Has it really been a year? How can that be? Wasn't it just yesterday you were a newborn baby snuggled up in softness with sleepy eyes and tiny clentched fists? Delighting me with sweet baby yawns and sighs. Don't you know your Mama's heart relishes your baby-ness? Don't you know you're supposed to grow up slower than other babies? Oh, how thankful I am that you are a snuggler. And even though I enjoy a good nights' sleep, there is something precious about snuggling and nursing in those sleepy dark hours. There really is.

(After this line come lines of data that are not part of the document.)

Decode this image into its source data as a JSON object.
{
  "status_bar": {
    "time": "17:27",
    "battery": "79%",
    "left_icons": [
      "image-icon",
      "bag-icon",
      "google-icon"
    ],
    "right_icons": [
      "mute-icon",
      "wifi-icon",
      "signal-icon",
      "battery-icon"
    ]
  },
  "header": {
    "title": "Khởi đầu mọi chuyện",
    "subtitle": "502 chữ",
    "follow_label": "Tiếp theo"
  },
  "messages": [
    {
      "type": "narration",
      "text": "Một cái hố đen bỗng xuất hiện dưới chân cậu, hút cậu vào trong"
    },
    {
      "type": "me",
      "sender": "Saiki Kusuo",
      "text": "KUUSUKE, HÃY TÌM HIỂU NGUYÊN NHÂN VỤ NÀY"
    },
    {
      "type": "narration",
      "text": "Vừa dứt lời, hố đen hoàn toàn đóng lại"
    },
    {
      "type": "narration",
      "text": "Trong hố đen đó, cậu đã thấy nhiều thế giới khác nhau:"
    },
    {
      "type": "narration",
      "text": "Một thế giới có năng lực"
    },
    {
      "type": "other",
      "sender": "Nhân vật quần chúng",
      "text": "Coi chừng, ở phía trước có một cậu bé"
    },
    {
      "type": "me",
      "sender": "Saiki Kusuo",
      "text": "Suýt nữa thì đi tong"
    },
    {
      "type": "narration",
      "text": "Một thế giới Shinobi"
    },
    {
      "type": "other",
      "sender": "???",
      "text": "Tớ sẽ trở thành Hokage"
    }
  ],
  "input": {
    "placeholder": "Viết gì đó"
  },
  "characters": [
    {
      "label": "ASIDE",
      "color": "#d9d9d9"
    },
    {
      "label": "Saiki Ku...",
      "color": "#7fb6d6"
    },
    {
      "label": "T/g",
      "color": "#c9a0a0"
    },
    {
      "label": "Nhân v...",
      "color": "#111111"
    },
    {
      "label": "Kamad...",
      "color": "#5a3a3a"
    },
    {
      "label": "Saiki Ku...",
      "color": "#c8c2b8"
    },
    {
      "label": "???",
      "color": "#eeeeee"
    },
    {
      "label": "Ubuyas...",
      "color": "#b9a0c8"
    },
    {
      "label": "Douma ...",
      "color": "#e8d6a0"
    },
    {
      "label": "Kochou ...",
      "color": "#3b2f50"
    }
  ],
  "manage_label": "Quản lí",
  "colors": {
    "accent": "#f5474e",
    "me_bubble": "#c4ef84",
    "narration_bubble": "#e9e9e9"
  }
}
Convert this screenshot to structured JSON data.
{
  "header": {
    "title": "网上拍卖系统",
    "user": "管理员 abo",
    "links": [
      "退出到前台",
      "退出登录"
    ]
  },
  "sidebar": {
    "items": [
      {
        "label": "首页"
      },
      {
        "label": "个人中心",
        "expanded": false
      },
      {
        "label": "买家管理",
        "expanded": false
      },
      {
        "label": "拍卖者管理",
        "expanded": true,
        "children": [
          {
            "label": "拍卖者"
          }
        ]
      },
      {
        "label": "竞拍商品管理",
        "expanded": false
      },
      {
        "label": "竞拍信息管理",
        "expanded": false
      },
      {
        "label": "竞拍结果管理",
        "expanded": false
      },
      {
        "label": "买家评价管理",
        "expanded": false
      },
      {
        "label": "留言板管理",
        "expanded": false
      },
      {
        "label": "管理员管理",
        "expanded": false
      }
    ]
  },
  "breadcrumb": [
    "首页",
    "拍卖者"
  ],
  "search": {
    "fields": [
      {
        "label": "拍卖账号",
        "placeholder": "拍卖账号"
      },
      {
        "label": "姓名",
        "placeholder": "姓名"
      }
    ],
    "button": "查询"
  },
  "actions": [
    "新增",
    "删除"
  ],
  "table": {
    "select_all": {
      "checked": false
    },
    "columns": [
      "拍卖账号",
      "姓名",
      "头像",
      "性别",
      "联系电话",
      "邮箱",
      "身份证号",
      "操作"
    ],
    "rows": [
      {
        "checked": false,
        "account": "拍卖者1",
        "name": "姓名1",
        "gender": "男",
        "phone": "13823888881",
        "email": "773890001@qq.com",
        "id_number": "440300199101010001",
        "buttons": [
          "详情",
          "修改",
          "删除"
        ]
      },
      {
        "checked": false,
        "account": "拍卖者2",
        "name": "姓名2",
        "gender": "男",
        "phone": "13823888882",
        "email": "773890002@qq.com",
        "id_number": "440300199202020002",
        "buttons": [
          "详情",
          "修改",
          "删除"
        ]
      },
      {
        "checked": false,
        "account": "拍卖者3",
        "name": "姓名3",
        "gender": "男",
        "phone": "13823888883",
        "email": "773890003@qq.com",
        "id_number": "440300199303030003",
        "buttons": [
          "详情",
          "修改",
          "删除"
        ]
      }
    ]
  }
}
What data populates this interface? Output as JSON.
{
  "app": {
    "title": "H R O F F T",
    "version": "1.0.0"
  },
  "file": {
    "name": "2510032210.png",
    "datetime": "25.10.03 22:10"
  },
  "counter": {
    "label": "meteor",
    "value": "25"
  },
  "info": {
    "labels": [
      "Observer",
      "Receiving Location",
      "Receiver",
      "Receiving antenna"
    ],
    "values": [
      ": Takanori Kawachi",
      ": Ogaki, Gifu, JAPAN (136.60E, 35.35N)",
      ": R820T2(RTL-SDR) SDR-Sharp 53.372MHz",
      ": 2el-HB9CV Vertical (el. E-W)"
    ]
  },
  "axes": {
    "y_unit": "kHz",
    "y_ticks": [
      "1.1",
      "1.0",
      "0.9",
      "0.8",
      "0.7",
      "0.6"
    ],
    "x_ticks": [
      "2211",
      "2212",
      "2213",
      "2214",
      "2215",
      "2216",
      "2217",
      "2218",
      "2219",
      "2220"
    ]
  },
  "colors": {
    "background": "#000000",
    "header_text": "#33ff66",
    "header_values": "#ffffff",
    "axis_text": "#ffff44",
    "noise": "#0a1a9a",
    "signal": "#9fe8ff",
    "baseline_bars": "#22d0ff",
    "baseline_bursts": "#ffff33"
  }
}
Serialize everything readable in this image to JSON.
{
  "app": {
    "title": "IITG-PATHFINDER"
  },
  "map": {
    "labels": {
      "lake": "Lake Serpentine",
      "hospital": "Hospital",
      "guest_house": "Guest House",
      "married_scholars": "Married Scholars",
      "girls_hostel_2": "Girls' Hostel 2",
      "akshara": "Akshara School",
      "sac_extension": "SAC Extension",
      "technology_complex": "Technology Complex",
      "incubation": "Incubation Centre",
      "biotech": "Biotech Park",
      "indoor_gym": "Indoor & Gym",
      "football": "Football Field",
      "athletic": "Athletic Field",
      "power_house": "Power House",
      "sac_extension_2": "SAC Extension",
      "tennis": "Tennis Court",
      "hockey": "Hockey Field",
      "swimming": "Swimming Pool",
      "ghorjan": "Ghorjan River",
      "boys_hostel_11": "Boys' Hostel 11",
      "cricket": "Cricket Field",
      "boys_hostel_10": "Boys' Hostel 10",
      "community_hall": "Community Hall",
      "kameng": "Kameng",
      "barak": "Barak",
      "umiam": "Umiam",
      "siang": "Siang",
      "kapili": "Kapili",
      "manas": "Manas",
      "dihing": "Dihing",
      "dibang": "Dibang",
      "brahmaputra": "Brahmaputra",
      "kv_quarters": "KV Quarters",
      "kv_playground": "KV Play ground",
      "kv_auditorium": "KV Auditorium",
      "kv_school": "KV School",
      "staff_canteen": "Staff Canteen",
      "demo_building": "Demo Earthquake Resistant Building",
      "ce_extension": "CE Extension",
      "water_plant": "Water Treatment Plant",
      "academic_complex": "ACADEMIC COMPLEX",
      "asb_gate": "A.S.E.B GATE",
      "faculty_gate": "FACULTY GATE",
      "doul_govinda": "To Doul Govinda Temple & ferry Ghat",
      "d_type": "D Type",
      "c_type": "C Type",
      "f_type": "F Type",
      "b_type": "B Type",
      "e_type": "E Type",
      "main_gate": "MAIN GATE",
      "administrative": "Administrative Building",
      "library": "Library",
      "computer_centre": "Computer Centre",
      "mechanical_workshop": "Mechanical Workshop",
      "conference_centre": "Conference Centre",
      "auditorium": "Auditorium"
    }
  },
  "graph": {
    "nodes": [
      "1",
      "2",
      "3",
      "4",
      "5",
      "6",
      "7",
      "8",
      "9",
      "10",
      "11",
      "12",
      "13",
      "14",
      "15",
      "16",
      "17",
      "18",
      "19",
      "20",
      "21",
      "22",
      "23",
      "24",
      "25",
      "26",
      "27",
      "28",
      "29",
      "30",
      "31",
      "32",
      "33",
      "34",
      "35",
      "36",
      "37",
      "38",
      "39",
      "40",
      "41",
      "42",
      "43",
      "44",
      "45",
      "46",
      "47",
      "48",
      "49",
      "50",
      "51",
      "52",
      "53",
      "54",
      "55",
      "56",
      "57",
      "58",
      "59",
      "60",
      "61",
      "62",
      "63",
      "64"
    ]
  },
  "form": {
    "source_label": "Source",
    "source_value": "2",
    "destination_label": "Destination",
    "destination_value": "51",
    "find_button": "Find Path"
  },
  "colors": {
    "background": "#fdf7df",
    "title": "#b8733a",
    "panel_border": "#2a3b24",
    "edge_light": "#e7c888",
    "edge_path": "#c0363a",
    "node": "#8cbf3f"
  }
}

You are such a delight to us. Do you know how many requests I have to turn down from your brothers and sisters to please wake you up early in the morning? Every day you're like a new gift. You bring us countless smiles and indescribable joy. You are such a sweet, happy baby. We love seeing your face and eyes light up when someone walks in the room. We love watching you bounce up and down with excitement when someone comes to play with you. And even though you are just now beginning to show signs of trying to crawl, we're not worried. That's how your brothers and sisters have been too. It's a great adventure to set you down and see how far you can scoot yourself :)
Children are a blessing. Blessed is the man whose quiver is full. We know it. Without a doubt. We live it every day. We are so thankful for you. We are so thankful you are here with us when you might not have been. Every day we thank the Father for the wonderful gift of Grace. You are sweet, and beautiful, and such a delight.
We love you, Precious Girl. Sweet Baby Grace.
24 March 2010
Um, yeah. I’m sure I will. As soon as I hear that Noah and Haven have woken up to an entire gallon of milk spilled and a box of cereal thrown all over the floor by their children on a Saturday morning. And that my grandchildren danced in it. Then you’ll see me rolling on the floor :)
"How can it be a large career to tell other people’s children about arithmetic, and a small career to tell one’s own children about the universe? How can it be broad to be the same thing to everyone, and narrow to be everything to someone? No; a woman’s function is laborious, but because it is gigantic, not because it is minute. I will pity Mrs. Jones for the hugeness of her task; I will never pity her for its smallness." ~GK Chesterton